Repeat the entire listing below exactly.
┌──
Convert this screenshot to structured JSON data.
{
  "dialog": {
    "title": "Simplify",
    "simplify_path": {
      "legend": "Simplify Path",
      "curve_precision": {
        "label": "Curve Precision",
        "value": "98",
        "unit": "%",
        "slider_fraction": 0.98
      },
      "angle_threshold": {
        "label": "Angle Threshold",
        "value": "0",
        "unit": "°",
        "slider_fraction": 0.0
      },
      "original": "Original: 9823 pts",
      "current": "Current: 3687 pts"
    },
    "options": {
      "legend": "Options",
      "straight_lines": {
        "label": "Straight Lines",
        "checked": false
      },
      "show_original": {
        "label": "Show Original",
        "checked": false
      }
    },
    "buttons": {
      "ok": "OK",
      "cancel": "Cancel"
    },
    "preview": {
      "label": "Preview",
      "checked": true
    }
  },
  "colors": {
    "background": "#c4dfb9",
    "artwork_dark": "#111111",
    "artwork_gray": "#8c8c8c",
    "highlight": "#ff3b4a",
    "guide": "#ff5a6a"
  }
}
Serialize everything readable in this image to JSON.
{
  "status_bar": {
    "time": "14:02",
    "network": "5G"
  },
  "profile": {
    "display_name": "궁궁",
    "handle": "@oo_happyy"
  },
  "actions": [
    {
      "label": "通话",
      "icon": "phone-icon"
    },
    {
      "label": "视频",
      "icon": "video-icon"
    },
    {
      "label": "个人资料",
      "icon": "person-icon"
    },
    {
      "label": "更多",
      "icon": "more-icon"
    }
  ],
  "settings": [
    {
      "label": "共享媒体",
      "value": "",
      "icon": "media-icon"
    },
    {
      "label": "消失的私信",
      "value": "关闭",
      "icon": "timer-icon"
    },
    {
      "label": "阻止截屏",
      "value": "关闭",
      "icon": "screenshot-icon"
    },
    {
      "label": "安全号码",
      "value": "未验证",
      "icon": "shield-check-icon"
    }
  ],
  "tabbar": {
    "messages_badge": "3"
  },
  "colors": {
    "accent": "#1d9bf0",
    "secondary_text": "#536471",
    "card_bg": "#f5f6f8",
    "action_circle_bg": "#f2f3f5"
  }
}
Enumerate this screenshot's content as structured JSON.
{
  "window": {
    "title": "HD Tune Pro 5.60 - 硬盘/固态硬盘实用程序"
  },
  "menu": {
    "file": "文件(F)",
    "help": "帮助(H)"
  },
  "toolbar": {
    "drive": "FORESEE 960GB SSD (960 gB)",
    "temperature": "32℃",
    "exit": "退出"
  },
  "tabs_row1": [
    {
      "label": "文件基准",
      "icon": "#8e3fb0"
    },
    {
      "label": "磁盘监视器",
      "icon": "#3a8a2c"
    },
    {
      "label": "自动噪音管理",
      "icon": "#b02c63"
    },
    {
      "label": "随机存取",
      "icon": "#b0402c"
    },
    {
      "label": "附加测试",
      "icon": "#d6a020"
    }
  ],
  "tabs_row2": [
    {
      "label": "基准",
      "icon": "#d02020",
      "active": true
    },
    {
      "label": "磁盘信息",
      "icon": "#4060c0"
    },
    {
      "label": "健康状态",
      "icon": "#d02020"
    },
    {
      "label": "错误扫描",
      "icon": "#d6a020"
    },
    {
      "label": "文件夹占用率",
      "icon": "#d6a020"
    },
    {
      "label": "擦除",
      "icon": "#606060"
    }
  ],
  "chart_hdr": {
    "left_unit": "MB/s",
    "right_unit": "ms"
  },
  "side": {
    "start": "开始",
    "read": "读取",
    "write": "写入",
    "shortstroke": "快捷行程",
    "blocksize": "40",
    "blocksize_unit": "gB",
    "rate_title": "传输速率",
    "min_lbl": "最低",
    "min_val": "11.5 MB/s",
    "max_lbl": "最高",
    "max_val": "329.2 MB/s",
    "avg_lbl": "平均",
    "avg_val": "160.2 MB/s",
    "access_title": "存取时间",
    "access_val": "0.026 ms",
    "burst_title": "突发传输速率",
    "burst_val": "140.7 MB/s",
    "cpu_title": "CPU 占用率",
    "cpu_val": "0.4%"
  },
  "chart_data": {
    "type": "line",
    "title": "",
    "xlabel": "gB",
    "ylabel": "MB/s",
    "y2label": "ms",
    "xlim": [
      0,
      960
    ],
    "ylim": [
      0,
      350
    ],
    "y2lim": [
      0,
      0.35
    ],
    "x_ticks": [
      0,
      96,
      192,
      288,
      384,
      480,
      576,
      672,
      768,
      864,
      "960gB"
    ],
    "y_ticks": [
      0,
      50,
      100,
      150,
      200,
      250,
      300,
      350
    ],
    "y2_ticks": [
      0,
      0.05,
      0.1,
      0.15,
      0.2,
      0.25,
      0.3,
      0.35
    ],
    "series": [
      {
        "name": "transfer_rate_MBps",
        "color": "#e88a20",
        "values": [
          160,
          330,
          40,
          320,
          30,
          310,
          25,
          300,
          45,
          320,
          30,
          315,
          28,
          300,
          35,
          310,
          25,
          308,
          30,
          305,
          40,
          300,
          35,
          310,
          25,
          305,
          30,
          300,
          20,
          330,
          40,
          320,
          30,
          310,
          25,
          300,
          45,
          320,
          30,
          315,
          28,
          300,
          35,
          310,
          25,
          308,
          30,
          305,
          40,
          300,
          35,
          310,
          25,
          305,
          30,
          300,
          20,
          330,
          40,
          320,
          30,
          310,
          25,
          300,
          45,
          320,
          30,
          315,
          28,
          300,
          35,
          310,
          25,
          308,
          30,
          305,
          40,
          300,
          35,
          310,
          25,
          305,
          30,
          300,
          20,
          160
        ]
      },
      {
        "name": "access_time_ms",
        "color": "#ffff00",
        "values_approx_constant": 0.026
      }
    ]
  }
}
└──
:: YOUR SOLUTION ::
Convert this screenshot to structured JSON data.
{
  "dialog": {
    "title": "Simplify",
    "simplify_path": {
      "legend": "Simplify Path",
      "curve_precision": {
        "label": "Curve Precision",
        "value": "98",
        "unit": "%",
        "slider_fraction": 0.98
      },
      "angle_threshold": {
        "label": "Angle Threshold",
        "value": "0",
        "unit": "°",
        "slider_fraction": 0.0
      },
      "original": "Original: 9823 pts",
      "current": "Current: 3687 pts"
    },
    "options": {
      "legend": "Options",
      "straight_lines": {
        "label": "Straight Lines",
        "checked": false
      },
      "show_original": {
        "label": "Show Original",
        "checked": false
      }
    },
    "buttons": {
      "ok": "OK",
      "cancel": "Cancel"
    },
    "preview": {
      "label": "Preview",
      "checked": true
    }
  },
  "colors": {
    "background": "#c4dfb9",
    "artwork_dark": "#111111",
    "artwork_gray": "#8c8c8c",
    "highlight": "#ff3b4a",
    "guide": "#ff5a6a"
  }
}
Serialize everything readable in this image to JSON.
{
  "status_bar": {
    "time": "14:02",
    "network": "5G"
  },
  "profile": {
    "display_name": "궁궁",
    "handle": "@oo_happyy"
  },
  "actions": [
    {
      "label": "通话",
      "icon": "phone-icon"
    },
    {
      "label": "视频",
      "icon": "video-icon"
    },
    {
      "label": "个人资料",
      "icon": "person-icon"
    },
    {
      "label": "更多",
      "icon": "more-icon"
    }
  ],
  "settings": [
    {
      "label": "共享媒体",
      "value": "",
      "icon": "media-icon"
    },
    {
      "label": "消失的私信",
      "value": "关闭",
      "icon": "timer-icon"
    },
    {
      "label": "阻止截屏",
      "value": "关闭",
      "icon": "screenshot-icon"
    },
    {
      "label": "安全号码",
      "value": "未验证",
      "icon": "shield-check-icon"
    }
  ],
  "tabbar": {
    "messages_badge": "3"
  },
  "colors": {
    "accent": "#1d9bf0",
    "secondary_text": "#536471",
    "card_bg": "#f5f6f8",
    "action_circle_bg": "#f2f3f5"
  }
}
Enumerate this screenshot's content as structured JSON.
{
  "window": {
    "title": "HD Tune Pro 5.60 - 硬盘/固态硬盘实用程序"
  },
  "menu": {
    "file": "文件(F)",
    "help": "帮助(H)"
  },
  "toolbar": {
    "drive": "FORESEE 960GB SSD (960 gB)",
    "temperature": "32℃",
    "exit": "退出"
  },
  "tabs_row1": [
    {
      "label": "文件基准",
      "icon": "#8e3fb0"
    },
    {
      "label": "磁盘监视器",
      "icon": "#3a8a2c"
    },
    {
      "label": "自动噪音管理",
      "icon": "#b02c63"
    },
    {
      "label": "随机存取",
      "icon": "#b0402c"
    },
    {
      "label": "附加测试",
      "icon": "#d6a020"
    }
  ],
  "tabs_row2": [
    {
      "label": "基准",
      "icon": "#d02020",
      "active": true
    },
    {
      "label": "磁盘信息",
      "icon": "#4060c0"
    },
    {
      "label": "健康状态",
      "icon": "#d02020"
    },
    {
      "label": "错误扫描",
      "icon": "#d6a020"
    },
    {
      "label": "文件夹占用率",
      "icon": "#d6a020"
    },
    {
      "label": "擦除",
      "icon": "#606060"
    }
  ],
  "chart_hdr": {
    "left_unit": "MB/s",
    "right_unit": "ms"
  },
  "side": {
    "start": "开始",
    "read": "读取",
    "write": "写入",
    "shortstroke": "快捷行程",
    "blocksize": "40",
    "blocksize_unit": "gB",
    "rate_title": "传输速率",
    "min_lbl": "最低",
    "min_val": "11.5 MB/s",
    "max_lbl": "最高",
    "max_val": "329.2 MB/s",
    "avg_lbl": "平均",
    "avg_val": "160.2 MB/s",
    "access_title": "存取时间",
    "access_val": "0.026 ms",
    "burst_title": "突发传输速率",
    "burst_val": "140.7 MB/s",
    "cpu_title": "CPU 占用率",
    "cpu_val": "0.4%"
  },
  "chart_data": {
    "type": "line",
    "title": "",
    "xlabel": "gB",
    "ylabel": "MB/s",
    "y2label": "ms",
    "xlim": [
      0,
      960
    ],
    "ylim": [
      0,
      350
    ],
    "y2lim": [
      0,
      0.35
    ],
    "x_ticks": [
      0,
      96,
      192,
      288,
      384,
      480,
      576,
      672,
      768,
      864,
      "960gB"
    ],
    "y_ticks": [
      0,
      50,
      100,
      150,
      200,
      250,
      300,
      350
    ],
    "y2_ticks": [
      0,
      0.05,
      0.1,
      0.15,
      0.2,
      0.25,
      0.3,
      0.35
    ],
    "series": [
      {
        "name": "transfer_rate_MBps",
        "color": "#e88a20",
        "values": [
          160,
          330,
          40,
          320,
          30,
          310,
          25,
          300,
          45,
          320,
          30,
          315,
          28,
          300,
          35,
          310,
          25,
          308,
          30,
          305,
          40,
          300,
          35,
          310,
          25,
          305,
          30,
          300,
          20,
          330,
          40,
          320,
          30,
          310,
          25,
          300,
          45,
          320,
          30,
          315,
          28,
          300,
          35,
          310,
          25,
          308,
          30,
          305,
          40,
          300,
          35,
          310,
          25,
          305,
          30,
          300,
          20,
          330,
          40,
          320,
          30,
          310,
          25,
          300,
          45,
          320,
          30,
          315,
          28,
          300,
          35,
          310,
          25,
          308,
          30,
          305,
          40,
          300,
          35,
          310,
          25,
          305,
          30,
          300,
          20,
          160
        ]
      },
      {
        "name": "access_time_ms",
        "color": "#ffff00",
        "values_approx_constant": 0.026
      }
    ]
  }
}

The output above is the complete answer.